NEGATIVE PSYCHOLOGICAL EFFECTS OF SELF-SABOTAGE
Besides interfering with reaching your goals in any of the four contexts above, there are two other negative effects self-sabotage can create for you. One I will CLINICAL, and the other PERSONAL/PSYCHOLOGICAL. On the clinical front, it can lead you (temporarily if not indefinitely) into symptoms of depression and/or anxiety, as well as addiction. On the personal/psychological front, the negative consequences are likely to become a loss of self-respect, self-esteem, and motivation, as well as personal relationship failure(s). In any of these ways, you can end up paying a pretty significant price for sabotaging yourself.
YOUR “INNER BULLY”
The metaphor I use for self-sabotage is the “inner bully.” Think of it as a negative “force” inside your subconscious, whose primary purpose is to steer you into failure over success. It does so by attempting to make you believe two core self-defeating messages: 1) “I don’t deserve to be successful in reaching my goals!” and 2) “I deserve some type of negative consequence for my big screw-ups!” So your goal-related losses become your inner bully’s victories!
STRATEGIES FOR STANDING UP TO YOUR INNER BULLY
To have a fighting chance to control your inner bully’s self-undermining ways, you need to commit yourself to the following 5-point plan:
1) daily consciousness raising about the aforementioned negative clinical and personal consequences of self-defeating behaviors of any type
2) developing a sense of DESERVING to reach your positive goals via working as hard as you can, on a sustained basis, to EARN them (barring extenuating life circumstances interfering along the way)
3) daily self-credit/self-reinforcement for the “little” positive steps you take each day towards meeting your ultimate goals (which in the long run are anything but little!)
4) use of various strategies to manage your life stress, such as a) diversions (e.g., music, TV, reading, home projects, and community service); b) exercise; c) social connecting; d) religious or non-religious spiritual pursuit; and e) if necessary, psychotherapy and/or medication

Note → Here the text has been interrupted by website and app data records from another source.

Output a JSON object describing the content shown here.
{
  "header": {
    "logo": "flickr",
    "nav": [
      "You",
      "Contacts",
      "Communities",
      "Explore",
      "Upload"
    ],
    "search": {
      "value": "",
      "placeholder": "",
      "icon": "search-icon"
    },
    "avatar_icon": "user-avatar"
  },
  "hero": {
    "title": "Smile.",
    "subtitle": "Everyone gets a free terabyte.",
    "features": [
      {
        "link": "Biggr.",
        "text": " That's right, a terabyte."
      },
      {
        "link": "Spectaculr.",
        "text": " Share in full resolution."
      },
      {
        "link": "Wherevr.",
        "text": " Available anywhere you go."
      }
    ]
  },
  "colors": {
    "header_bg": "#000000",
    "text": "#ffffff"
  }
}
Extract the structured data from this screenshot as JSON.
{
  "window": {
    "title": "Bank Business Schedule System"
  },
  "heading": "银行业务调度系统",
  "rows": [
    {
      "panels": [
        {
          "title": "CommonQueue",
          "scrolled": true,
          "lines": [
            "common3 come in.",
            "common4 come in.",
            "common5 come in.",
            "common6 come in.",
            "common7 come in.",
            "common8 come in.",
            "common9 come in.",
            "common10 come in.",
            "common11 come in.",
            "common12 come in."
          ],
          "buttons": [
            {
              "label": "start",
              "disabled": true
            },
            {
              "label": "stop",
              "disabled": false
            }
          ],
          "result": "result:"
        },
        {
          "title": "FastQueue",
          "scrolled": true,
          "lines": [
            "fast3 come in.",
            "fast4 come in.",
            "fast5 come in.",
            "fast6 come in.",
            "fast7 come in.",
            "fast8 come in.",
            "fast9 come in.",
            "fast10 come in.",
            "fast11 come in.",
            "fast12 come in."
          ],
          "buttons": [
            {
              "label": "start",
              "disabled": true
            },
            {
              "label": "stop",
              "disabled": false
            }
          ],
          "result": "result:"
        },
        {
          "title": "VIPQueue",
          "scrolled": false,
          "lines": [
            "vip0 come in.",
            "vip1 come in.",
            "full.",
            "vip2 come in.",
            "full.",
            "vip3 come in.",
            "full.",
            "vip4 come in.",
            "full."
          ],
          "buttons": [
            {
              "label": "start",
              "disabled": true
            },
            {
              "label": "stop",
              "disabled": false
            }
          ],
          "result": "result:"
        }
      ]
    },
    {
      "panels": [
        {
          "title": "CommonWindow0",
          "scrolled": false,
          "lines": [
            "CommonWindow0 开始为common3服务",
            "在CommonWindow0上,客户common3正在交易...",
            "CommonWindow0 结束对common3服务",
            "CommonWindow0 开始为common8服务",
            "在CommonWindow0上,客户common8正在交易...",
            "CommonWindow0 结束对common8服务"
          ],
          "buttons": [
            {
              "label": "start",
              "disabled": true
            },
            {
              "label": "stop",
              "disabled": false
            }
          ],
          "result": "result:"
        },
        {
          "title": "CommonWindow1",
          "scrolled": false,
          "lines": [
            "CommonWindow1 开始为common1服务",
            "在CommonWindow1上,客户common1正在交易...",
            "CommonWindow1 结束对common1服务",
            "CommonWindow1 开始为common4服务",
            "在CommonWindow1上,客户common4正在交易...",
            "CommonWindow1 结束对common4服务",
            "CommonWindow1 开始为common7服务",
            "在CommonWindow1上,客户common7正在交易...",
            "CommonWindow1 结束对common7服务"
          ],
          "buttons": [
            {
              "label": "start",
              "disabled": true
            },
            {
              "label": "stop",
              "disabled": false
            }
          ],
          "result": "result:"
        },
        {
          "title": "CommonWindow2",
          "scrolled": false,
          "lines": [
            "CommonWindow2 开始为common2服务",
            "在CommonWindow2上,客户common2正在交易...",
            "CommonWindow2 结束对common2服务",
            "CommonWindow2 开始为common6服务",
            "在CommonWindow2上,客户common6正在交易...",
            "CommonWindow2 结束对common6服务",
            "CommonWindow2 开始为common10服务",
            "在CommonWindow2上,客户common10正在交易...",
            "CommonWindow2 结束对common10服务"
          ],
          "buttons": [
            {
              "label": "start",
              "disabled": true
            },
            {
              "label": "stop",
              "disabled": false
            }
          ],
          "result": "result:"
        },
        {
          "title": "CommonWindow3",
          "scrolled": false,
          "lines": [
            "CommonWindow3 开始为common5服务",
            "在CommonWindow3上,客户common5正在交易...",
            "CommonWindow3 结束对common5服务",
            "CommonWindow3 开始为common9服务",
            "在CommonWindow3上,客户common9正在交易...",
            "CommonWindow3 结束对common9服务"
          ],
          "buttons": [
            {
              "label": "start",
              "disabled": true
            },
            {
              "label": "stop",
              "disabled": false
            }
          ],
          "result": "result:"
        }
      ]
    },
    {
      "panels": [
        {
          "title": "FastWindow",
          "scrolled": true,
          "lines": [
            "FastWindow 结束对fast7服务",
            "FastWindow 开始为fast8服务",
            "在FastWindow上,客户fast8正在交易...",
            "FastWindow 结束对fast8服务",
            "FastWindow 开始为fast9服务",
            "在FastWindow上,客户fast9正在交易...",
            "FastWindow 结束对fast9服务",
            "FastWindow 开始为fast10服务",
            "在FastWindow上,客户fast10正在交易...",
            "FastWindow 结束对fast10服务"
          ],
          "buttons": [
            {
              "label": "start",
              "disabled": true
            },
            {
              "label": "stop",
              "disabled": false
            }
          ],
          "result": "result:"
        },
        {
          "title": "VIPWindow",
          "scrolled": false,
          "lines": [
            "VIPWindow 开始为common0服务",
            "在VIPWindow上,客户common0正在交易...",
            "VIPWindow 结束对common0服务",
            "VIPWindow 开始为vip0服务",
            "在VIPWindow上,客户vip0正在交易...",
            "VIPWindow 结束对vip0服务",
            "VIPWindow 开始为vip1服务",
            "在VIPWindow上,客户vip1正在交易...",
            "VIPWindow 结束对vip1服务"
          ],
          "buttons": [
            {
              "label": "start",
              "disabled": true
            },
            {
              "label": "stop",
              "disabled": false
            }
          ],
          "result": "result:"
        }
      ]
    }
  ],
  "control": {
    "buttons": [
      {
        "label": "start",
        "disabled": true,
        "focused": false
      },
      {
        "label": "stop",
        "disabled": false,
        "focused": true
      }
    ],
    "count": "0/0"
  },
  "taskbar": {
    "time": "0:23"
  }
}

Finally, in closing, we all know there are no guarantees in life, sustained effort and positive attitude notwithstanding. But if you do your best to remain aware of the various types of harm it can cause you to self-sabotage in important contexts of your life, then you become more capable of doing things in your control to do to nip it in the bud as it is happening, or better yet, prevent it from happening in the first place!